Review: Little Fires Everywhere

Little Fires EverywhereLittle Fires Everywhere by Celeste Ng

My rating: 3 of 5 stars

I’d probably give this 3.5, I guess. I don’t know. I didn’t like this book, but I feel like I should. Ng is a phenomenal writer but I just couldn’t get into this book. The first chapter was amazing and I thought I was in for something special.

There was a clear theme of ignorance in the “progressive” town of Shaker Heights that only outsiders and Izzy could see. The reason I couldn’t get into this book was that all the supporting characters felt a little thin. Like they weren’t actually people just there to show how ignorant and selfish the people of Shaker Heights were.

Mia was obviously a fantastic character and had multiple chapters dedicated to her backstory and why she became the artist she was/why she had the feelings about the central conflict that she had. By the end of the story it felt like there really wasn’t a choice. Mia’s side was clearly in the right and the Richardsons and the McCulloughs were too ignorant to ever really support. I don’t know. I know there are really people like them in the world. I know why this book is so popular and it deserves the success it’s had.

I just couldn’t get into it.

View all my reviews

Upcoming Story: Third Life

So, I had this vision of a character who walked around all day with a gun to his head. The world operated on a strike system. Ya know, three strikes and you’re out sorta thing, except in this case out is—
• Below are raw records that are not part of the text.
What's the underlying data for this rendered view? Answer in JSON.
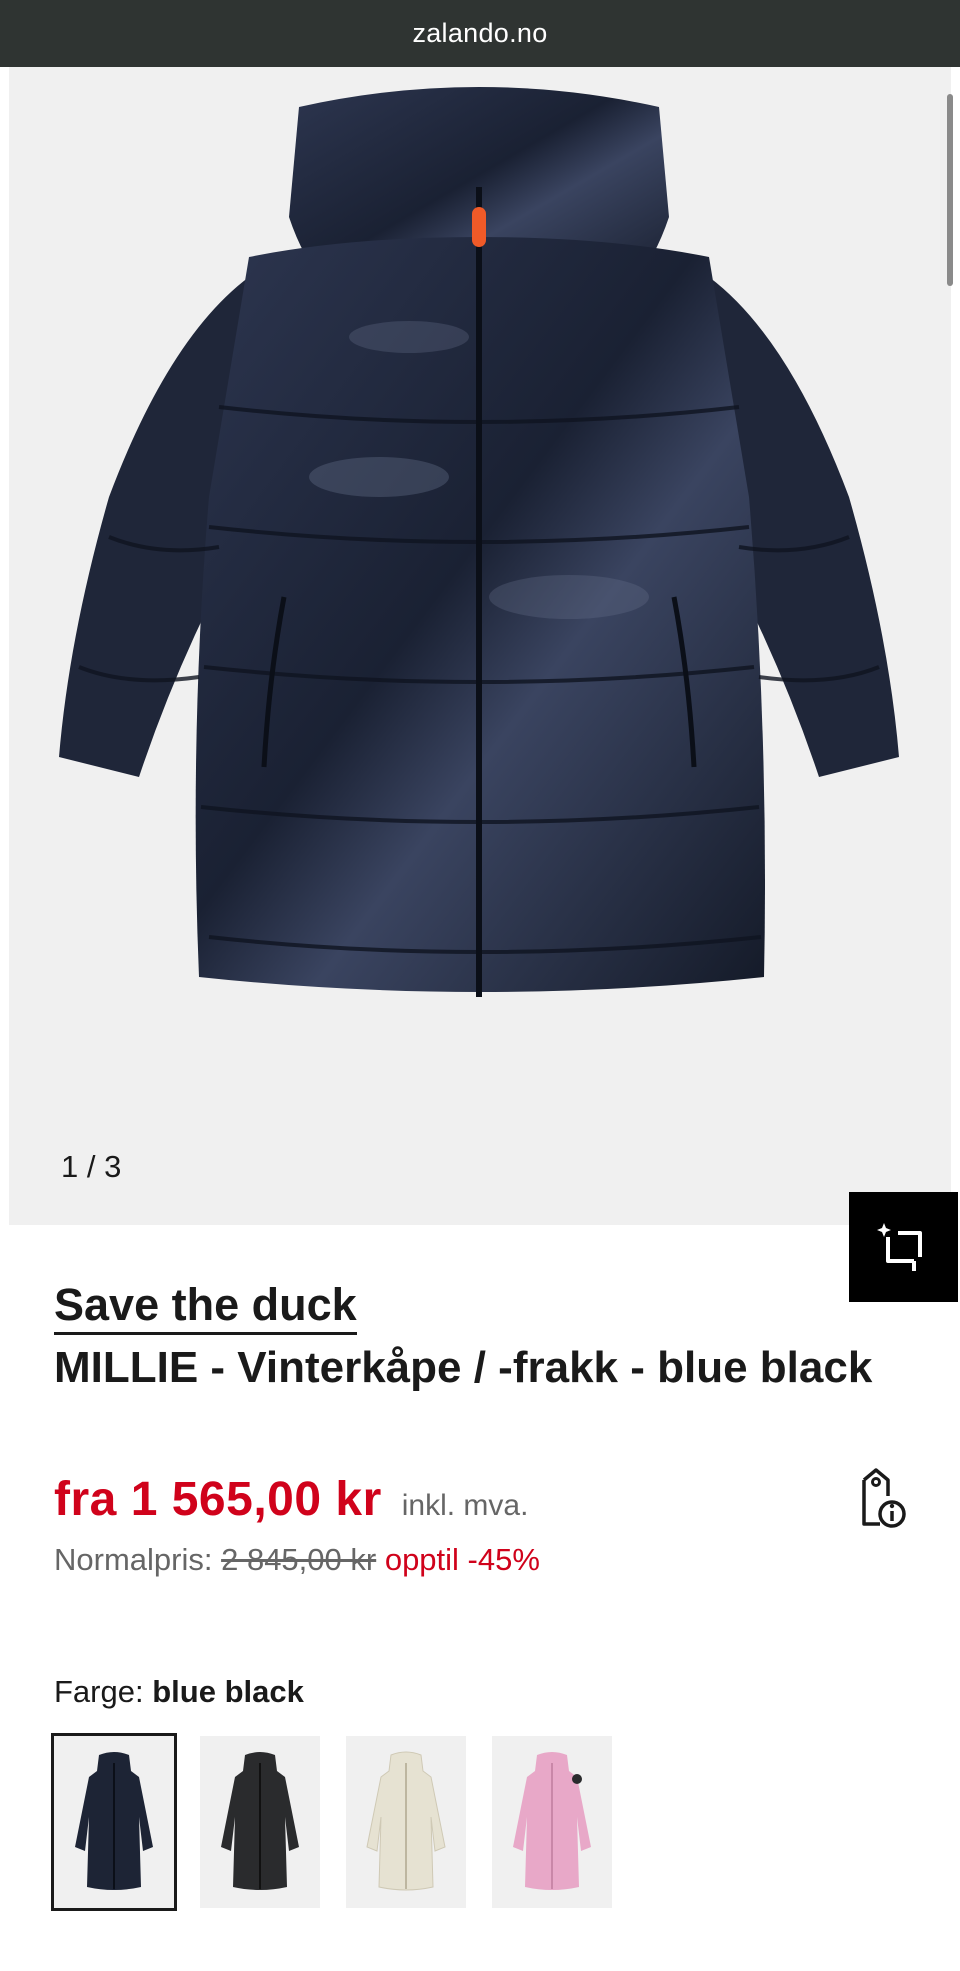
{
  "browser": {
    "url": "zalando.no"
  },
  "gallery": {
    "counter": "1 / 3"
  },
  "product": {
    "brand": "Save the duck",
    "name": "MILLIE - Vinterkåpe / -frakk - blue black",
    "price": "fra 1 565,00 kr",
    "vat_note": "inkl. mva.",
    "normal_label": "Normalpris:",
    "normal_price": "2 845,00 kr",
    "discount": "opptil -45%"
  },
  "color": {
    "label": "Farge:",
    "selected": "blue black",
    "swatches": [
      {
        "color": "#1d2435",
        "selected": true
      },
      {
        "color": "#2a2b2d",
        "selected": false
      },
      {
        "color": "#e6e2d2",
        "selected": false
      },
      {
        "color": "#e8a8c8",
        "selected": false
      }
    ]
  },
  "icons": {
    "crop": "crop-sparkle-icon",
    "price_info": "price-tag-info-icon"
  },
  "colors": {
    "sale_red": "#d0021b",
    "url_bar": "#2f3432",
    "coat": "#1d2435"
  }
}
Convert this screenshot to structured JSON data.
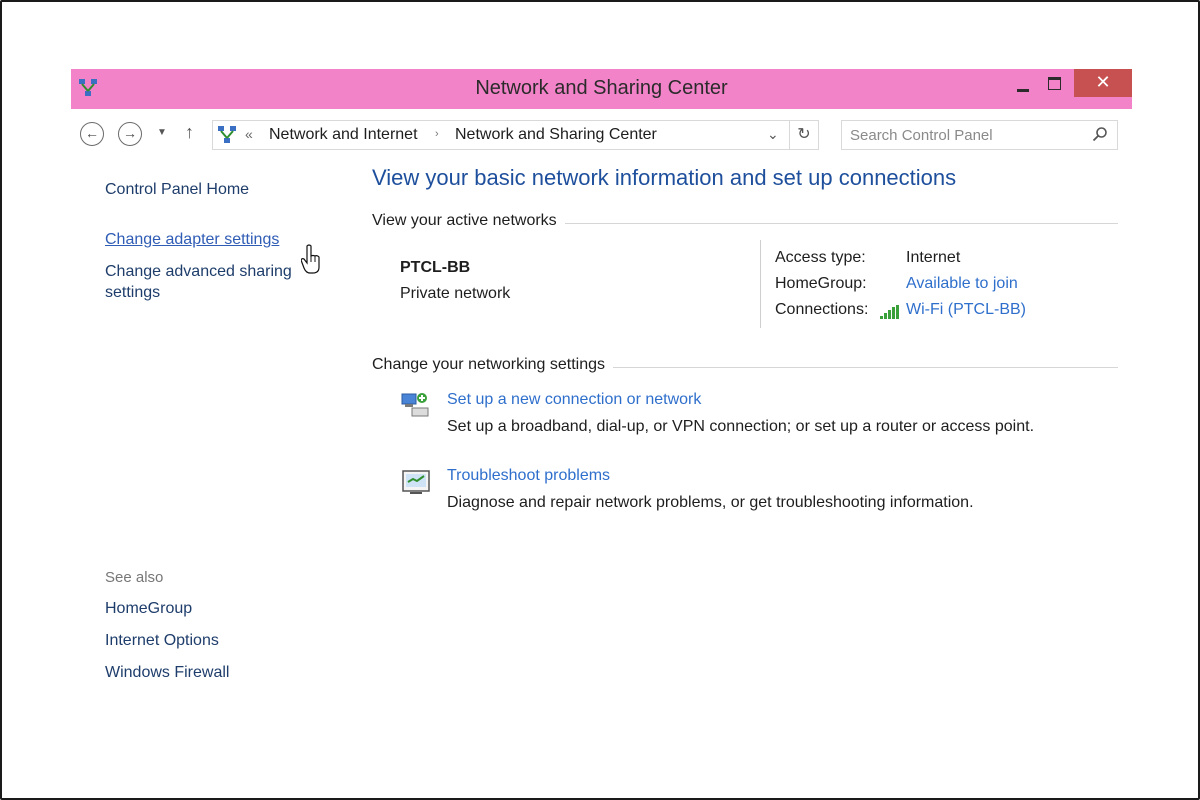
{
  "window": {
    "title": "Network and Sharing Center",
    "title_bar_color": "#f283c9",
    "controls": {
      "minimize_icon": "minimize-icon",
      "maximize_icon": "maximize-icon",
      "close_label": "✕"
    }
  },
  "address_bar": {
    "back_icon": "back-arrow-icon",
    "forward_icon": "forward-arrow-icon",
    "recent_icon": "chevron-down-icon",
    "up_icon": "up-arrow-icon",
    "location_icon": "network-icon",
    "overflow_label": "«",
    "breadcrumbs": [
      "Network and Internet",
      "Network and Sharing Center"
    ],
    "separator": "›",
    "dropdown_label": "⌄",
    "refresh_label": "↻",
    "search_placeholder": "Search Control Panel"
  },
  "left_pane": {
    "home": "Control Panel Home",
    "links": [
      "Change adapter settings",
      "Change advanced sharing settings"
    ],
    "see_also_title": "See also",
    "see_also": [
      "HomeGroup",
      "Internet Options",
      "Windows Firewall"
    ]
  },
  "main": {
    "heading": "View your basic network information and set up connections",
    "active_networks_title": "View your active networks",
    "network": {
      "name": "PTCL-BB",
      "type": "Private network",
      "access_type_label": "Access type:",
      "access_type_value": "Internet",
      "homegroup_label": "HomeGroup:",
      "homegroup_value": "Available to join",
      "connections_label": "Connections:",
      "connections_value": "Wi-Fi (PTCL-BB)"
    },
    "settings_title": "Change your networking settings",
    "tasks": [
      {
        "icon": "new-connection-icon",
        "link": "Set up a new connection or network",
        "description": "Set up a broadband, dial-up, or VPN connection; or set up a router or access point."
      },
      {
        "icon": "troubleshoot-icon",
        "link": "Troubleshoot problems",
        "description": "Diagnose and repair network problems, or get troubleshooting information."
      }
    ]
  },
  "colors": {
    "link": "#2f6fcc",
    "heading": "#1e4f9c",
    "close_button": "#c75050"
  }
}
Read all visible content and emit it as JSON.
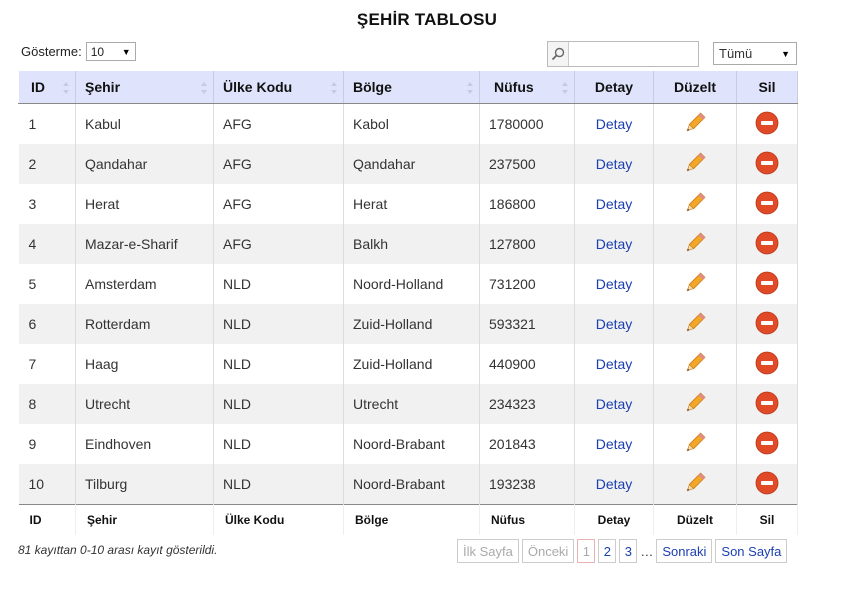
{
  "title": "ŞEHİR TABLOSU",
  "controls": {
    "show_label": "Gösterme:",
    "show_value": "10",
    "search_value": "",
    "filter_value": "Tümü"
  },
  "columns": [
    "ID",
    "Şehir",
    "Ülke Kodu",
    "Bölge",
    "Nüfus",
    "Detay",
    "Düzelt",
    "Sil"
  ],
  "rows": [
    {
      "id": "1",
      "city": "Kabul",
      "country": "AFG",
      "region": "Kabol",
      "population": "1780000",
      "detail": "Detay"
    },
    {
      "id": "2",
      "city": "Qandahar",
      "country": "AFG",
      "region": "Qandahar",
      "population": "237500",
      "detail": "Detay"
    },
    {
      "id": "3",
      "city": "Herat",
      "country": "AFG",
      "region": "Herat",
      "population": "186800",
      "detail": "Detay"
    },
    {
      "id": "4",
      "city": "Mazar-e-Sharif",
      "country": "AFG",
      "region": "Balkh",
      "population": "127800",
      "detail": "Detay"
    },
    {
      "id": "5",
      "city": "Amsterdam",
      "country": "NLD",
      "region": "Noord-Holland",
      "population": "731200",
      "detail": "Detay"
    },
    {
      "id": "6",
      "city": "Rotterdam",
      "country": "NLD",
      "region": "Zuid-Holland",
      "population": "593321",
      "detail": "Detay"
    },
    {
      "id": "7",
      "city": "Haag",
      "country": "NLD",
      "region": "Zuid-Holland",
      "population": "440900",
      "detail": "Detay"
    },
    {
      "id": "8",
      "city": "Utrecht",
      "country": "NLD",
      "region": "Utrecht",
      "population": "234323",
      "detail": "Detay"
    },
    {
      "id": "9",
      "city": "Eindhoven",
      "country": "NLD",
      "region": "Noord-Brabant",
      "population": "201843",
      "detail": "Detay"
    },
    {
      "id": "10",
      "city": "Tilburg",
      "country": "NLD",
      "region": "Noord-Brabant",
      "population": "193238",
      "detail": "Detay"
    }
  ],
  "info": "81 kayıttan 0-10 arası kayıt gösterildi.",
  "pagination": {
    "first": "İlk Sayfa",
    "prev": "Önceki",
    "pages": [
      "1",
      "2",
      "3"
    ],
    "ellipsis": "…",
    "next": "Sonraki",
    "last": "Son Sayfa"
  },
  "icons": {
    "search": "search-icon",
    "edit": "pencil-icon",
    "delete": "delete-icon",
    "sort": "sort-arrows-icon"
  },
  "colors": {
    "header_bg": "#dfe3fb",
    "link": "#1a3fb0",
    "delete_red": "#e04a26",
    "pencil": "#f0a020"
  }
}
Anyway, I never went anywhere with the story idea. When I thought about it throughout the day it never felt like a story, it seemed more like a painting. A cool concept that would require too many “whys?” to actually get the plot off the ground.

Last week I finally decided to do something about it. As I think I’ve mentioned before I’ve been on a bit of a short (long) story kicker and have a few projects on my computer that are in the 50-70 page zone. Not ideal for a marketing standpoint, not something I’m ever going to build a career out of, but long enough to tell the stories that have been on my mind lately.

Third Life

This is the working cover for the story. Please be polite with your criticism of it.

When I started writing the story, I kept the general concept. The world was based on discipline, everyone inside it operated within a strict framework and any wavering from their orders would cost them.

The deaths became less graphic in my writing than they were in my head. People weren’t literally carrying around the device that would kill them if they strayed. Instead, it turned into an old video game style death. Lose three hearts and you just sorta blink out of existence.

What really took this story off the rails though was all the “whys?” Those pesky whys really make or break the story. This may be a piece of shit but damn it’s got some layers to it. Some I try to make obvious, others less so.

As some of you know my current obsession with writing has been technology vs. nature. The QT Pi series I’m working on is ALL about that. This story is unique in that it isn’t necessarily the nature of our planet.

It’s not much of a spoiler to say this since the whole concept is built around lives inside a video game, but this doesn’t take place in our world at all. It’s a nature verse technology fight in a realm of technology.

I’m trying not to say too much cause I’m worried I’m gonna give something away, and it’s probably all sounding like gibberish, but I’m really excited to share this story with you. I think the next few projects I publish will be short 50-70 page stories. I’ll probably bundle them all together too, all while I continue editing The Pathetic Tycoon and The Absolute.

50 page stories

I’m curious what people think of longer stories. Not quite novella length but larger than anything they’d find in a lit journal. I have two stories I am working on now, both in the 10,000-15,000 word range. I think they are cool, unique ideas that stand alone. There is no point to make them any longer if the story is served in that length so adding extra words to meet some quota word count seems self-defeating.

What’re your thoughts on these stories? Are they enjoyable? Should they be published online for free or listed on Kindle and KU. Should they be used to entertain newsletter subscribers? Do you enjoy writing them yourself?

I like how effective they are at delivering a theme. Like my one story deals with balance, life and death, loss. The main character isn’t on a journey to save his family; he’s on a quest to make sure he says goodbye properly.

The story I’m further along with is my usual technology vs nature theme only it has more twists than I’m used to at doesn’t villainize one side or the other. It’s more this is the existence of a fictional landscape and they’re finding balance.